Why? With four locations in the East Bay, La Farine is nearly a chain. It became that by being one of the most popular bakeries and patisseries around. Along with tarts, pastries, and cakes, La Farine best known for its delicious baguettes and brioche.
1250 Addison St, Suite 109, Berkeley
Mon-Sat, 4 a.m. – 8 p.m.
Available at: local stores and farmers markets
Why? It may be called Phoenix Pasta, but Phoenix is more than a pasta place. Try their famous olive bread from the Saturday Berkeley Farmers Market. Watch out, though, there may still be an olive pit in there.
372 Colusa Ave., Kensington
3084 Claremont Ave., Berkeley
Everyday, 8 a.m. – 4 p.m.
Why? In a typical week, Semifreddi’s makes 190,000 loaves of bread and 40,000 pastries and cookies. Of course it’s available at a number of local stores. But, if you go to one of the retail shops, order a fresh ciabatta roll.
Available at: Bi-Rite, Rainbow Grocery, Mollie Stone’s and a number of other stores (all listed on their website), or order online

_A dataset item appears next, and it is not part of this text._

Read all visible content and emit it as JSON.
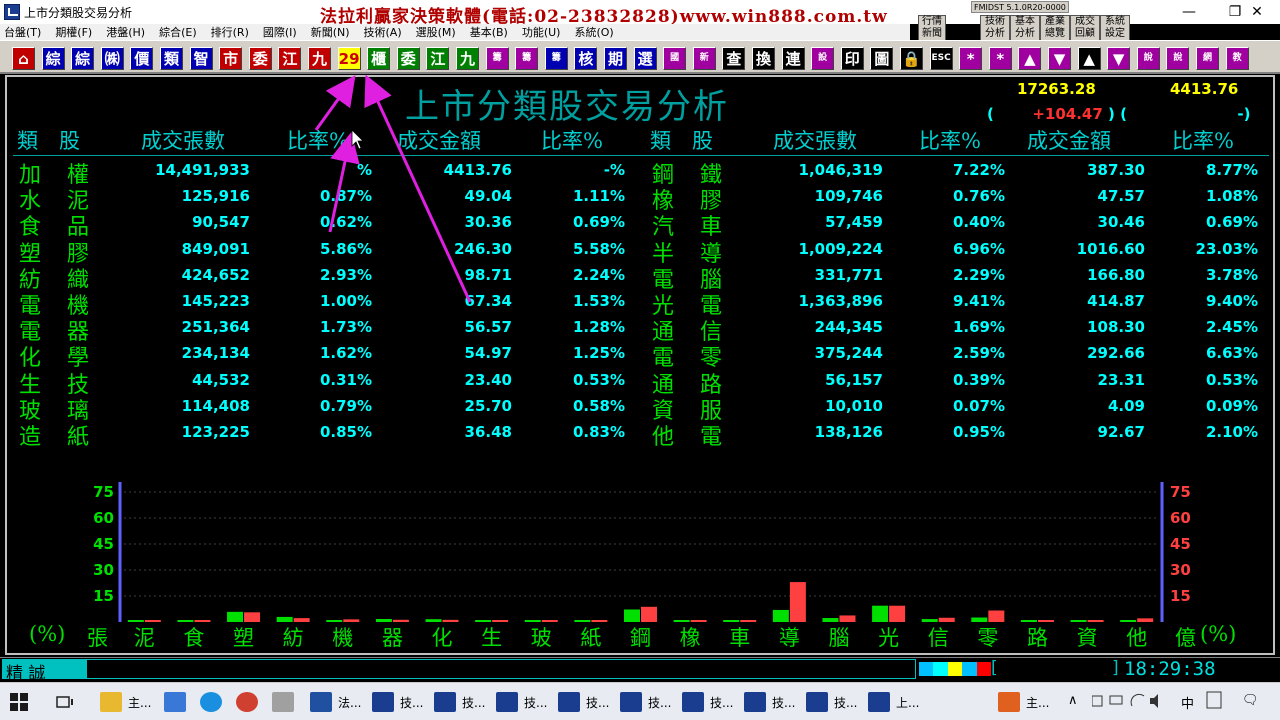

Why? Gluten-free bread can be hard to do well, especially classic San Francisco sourdough. Bread Srsly was the first gluten-free sourdough bakery in the city. Now, it delivers its bread around the region.
Josey Baker Bread
Available at: The Mill, 736 Divisadero, San Francisco
Mon, 7 a.m. – 9 p.m.; Tues-Sun, 7 a.m. – 7 p.m.
Why? Josey Baker makes manly bread. But, it can (and should) be eaten by everyone. Originally a sole baker out of his home, Josey bakes out of the Mill now, a joint venture with Four Barrel Coffee, and has delicious fresh loaves every day. And, his fennel-raisin and apricot-sage toast became famous as the $4 toast. Try it.